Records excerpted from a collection

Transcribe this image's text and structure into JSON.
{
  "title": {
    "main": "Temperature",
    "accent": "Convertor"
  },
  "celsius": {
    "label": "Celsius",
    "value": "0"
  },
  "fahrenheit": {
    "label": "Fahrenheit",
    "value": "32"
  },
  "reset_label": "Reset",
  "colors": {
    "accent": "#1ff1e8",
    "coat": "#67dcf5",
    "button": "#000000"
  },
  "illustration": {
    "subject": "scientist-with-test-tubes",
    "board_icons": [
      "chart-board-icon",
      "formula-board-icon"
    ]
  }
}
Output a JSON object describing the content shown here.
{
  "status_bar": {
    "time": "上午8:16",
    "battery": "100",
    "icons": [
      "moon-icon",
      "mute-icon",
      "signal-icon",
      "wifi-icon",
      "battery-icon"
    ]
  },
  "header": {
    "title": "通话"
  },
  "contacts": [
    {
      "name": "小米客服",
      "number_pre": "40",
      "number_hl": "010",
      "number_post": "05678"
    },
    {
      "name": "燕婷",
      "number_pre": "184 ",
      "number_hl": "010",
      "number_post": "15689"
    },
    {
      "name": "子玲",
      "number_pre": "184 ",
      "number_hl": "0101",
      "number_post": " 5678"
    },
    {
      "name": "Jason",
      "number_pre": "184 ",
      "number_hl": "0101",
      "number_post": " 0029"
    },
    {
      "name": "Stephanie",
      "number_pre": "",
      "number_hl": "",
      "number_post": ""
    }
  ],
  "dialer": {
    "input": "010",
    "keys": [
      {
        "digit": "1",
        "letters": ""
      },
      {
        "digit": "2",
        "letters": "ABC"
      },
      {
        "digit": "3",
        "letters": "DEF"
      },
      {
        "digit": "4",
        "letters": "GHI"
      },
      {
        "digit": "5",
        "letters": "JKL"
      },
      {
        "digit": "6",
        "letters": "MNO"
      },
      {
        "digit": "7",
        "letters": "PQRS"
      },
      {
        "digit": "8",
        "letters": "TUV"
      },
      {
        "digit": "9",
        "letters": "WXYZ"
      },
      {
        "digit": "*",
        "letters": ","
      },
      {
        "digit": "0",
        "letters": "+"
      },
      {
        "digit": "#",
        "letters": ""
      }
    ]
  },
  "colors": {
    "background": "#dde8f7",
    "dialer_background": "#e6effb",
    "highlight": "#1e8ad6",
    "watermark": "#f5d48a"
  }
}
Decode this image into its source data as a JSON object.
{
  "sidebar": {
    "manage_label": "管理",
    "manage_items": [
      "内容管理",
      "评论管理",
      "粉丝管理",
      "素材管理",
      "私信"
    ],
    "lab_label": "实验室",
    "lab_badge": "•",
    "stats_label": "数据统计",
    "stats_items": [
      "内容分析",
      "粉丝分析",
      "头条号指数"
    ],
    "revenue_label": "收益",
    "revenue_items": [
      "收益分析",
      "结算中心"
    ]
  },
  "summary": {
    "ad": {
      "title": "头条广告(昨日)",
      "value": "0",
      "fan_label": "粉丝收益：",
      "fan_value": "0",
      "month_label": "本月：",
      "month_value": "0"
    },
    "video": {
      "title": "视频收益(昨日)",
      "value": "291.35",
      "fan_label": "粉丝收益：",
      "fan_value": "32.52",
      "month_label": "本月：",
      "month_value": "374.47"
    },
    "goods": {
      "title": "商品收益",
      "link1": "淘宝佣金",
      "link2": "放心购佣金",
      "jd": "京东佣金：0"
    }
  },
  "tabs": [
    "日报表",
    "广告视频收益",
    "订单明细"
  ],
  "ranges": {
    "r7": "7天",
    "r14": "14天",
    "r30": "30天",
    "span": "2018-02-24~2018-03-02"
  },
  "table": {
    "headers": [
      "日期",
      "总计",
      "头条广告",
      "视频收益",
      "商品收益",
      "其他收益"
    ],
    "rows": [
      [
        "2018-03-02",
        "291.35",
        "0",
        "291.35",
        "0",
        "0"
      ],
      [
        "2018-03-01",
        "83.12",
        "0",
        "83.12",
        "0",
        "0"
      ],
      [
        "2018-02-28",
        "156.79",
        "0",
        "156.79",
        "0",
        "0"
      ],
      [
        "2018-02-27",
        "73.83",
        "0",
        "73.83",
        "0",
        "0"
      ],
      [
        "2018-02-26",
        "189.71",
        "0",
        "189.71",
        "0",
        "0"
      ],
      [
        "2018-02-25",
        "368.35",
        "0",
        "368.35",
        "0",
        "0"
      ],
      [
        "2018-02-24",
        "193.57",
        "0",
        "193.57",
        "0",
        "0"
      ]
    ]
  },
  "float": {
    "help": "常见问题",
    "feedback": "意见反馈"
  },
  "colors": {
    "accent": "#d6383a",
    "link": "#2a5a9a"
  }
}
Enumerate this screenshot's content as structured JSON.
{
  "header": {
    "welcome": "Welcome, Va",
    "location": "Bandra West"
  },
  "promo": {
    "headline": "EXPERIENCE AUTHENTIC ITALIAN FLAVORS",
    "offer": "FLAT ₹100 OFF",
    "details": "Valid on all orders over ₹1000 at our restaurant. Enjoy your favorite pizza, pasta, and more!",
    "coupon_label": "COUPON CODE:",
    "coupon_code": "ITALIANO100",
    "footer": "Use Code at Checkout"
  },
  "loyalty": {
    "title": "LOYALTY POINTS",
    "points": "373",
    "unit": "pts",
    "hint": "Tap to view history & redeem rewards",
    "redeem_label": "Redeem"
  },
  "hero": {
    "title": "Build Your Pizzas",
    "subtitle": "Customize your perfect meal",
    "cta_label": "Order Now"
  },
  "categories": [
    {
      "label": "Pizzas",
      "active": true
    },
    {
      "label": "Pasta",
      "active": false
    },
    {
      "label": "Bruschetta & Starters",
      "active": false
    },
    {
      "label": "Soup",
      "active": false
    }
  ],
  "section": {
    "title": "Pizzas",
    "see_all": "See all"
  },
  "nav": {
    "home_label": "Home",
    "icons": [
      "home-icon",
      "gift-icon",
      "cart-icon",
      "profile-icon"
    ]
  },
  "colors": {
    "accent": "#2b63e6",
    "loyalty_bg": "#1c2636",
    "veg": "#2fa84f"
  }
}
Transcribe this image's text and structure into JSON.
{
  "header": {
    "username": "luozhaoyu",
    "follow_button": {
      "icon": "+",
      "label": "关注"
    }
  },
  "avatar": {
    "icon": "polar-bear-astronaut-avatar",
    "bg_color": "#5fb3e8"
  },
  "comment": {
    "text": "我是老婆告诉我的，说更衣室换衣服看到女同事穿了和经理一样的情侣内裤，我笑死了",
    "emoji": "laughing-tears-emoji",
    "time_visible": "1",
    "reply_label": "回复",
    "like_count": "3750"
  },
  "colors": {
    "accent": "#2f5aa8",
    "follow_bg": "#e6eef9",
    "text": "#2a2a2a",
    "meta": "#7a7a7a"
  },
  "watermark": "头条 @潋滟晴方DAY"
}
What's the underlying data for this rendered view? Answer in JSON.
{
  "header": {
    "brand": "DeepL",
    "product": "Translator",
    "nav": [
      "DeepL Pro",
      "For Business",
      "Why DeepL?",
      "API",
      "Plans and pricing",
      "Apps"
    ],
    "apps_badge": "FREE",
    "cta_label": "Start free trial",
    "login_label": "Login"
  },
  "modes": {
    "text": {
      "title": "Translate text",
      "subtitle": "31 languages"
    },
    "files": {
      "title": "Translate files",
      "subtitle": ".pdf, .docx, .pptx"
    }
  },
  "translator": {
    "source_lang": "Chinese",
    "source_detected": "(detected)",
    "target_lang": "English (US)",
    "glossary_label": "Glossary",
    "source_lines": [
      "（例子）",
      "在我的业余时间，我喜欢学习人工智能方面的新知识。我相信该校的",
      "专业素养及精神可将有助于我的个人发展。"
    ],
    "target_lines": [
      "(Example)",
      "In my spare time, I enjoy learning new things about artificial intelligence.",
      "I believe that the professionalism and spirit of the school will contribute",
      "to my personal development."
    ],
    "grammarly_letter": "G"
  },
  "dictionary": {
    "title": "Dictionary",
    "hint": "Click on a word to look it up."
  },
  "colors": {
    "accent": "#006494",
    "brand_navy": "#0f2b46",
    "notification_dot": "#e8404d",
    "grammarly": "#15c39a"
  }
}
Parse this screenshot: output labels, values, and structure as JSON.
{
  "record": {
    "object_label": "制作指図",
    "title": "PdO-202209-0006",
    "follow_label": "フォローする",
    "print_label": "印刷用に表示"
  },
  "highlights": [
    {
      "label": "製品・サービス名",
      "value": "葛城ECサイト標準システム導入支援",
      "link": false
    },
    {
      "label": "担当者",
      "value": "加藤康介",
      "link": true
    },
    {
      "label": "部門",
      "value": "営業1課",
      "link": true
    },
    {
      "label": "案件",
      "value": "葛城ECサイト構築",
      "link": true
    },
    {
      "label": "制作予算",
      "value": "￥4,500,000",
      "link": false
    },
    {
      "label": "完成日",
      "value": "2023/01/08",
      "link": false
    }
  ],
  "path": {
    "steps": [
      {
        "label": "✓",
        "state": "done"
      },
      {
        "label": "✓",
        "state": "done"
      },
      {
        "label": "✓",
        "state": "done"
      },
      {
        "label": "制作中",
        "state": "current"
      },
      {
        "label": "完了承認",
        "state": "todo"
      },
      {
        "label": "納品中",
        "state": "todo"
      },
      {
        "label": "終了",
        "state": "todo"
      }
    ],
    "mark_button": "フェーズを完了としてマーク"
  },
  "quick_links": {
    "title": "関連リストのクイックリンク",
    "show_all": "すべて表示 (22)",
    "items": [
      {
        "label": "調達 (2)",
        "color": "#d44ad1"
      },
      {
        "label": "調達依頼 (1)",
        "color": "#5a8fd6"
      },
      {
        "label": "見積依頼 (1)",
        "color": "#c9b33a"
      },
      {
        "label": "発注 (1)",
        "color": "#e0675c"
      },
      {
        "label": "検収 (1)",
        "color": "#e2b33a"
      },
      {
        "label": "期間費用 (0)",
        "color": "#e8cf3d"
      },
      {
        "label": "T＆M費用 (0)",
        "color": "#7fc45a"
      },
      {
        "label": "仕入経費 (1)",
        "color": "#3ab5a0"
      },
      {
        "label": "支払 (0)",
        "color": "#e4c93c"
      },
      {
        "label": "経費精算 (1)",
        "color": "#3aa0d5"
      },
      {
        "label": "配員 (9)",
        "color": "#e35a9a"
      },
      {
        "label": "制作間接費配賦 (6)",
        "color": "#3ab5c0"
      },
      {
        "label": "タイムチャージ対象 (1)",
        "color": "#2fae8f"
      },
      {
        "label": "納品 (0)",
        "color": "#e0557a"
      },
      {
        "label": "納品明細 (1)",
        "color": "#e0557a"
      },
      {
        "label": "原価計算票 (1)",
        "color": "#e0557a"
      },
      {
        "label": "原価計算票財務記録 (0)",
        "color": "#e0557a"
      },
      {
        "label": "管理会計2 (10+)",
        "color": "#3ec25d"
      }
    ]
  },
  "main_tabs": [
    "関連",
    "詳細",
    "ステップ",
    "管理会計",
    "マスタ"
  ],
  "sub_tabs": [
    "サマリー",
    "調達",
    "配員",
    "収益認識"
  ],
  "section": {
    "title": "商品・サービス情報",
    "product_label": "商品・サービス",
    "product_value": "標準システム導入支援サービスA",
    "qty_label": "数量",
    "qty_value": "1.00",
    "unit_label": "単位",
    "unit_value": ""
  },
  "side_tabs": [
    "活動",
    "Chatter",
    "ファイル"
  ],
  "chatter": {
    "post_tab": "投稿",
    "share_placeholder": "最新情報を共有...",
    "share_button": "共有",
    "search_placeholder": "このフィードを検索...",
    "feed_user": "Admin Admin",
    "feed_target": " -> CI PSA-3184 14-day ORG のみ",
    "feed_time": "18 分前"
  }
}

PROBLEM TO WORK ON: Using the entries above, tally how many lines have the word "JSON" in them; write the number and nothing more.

EXPECTED ANSWER: 7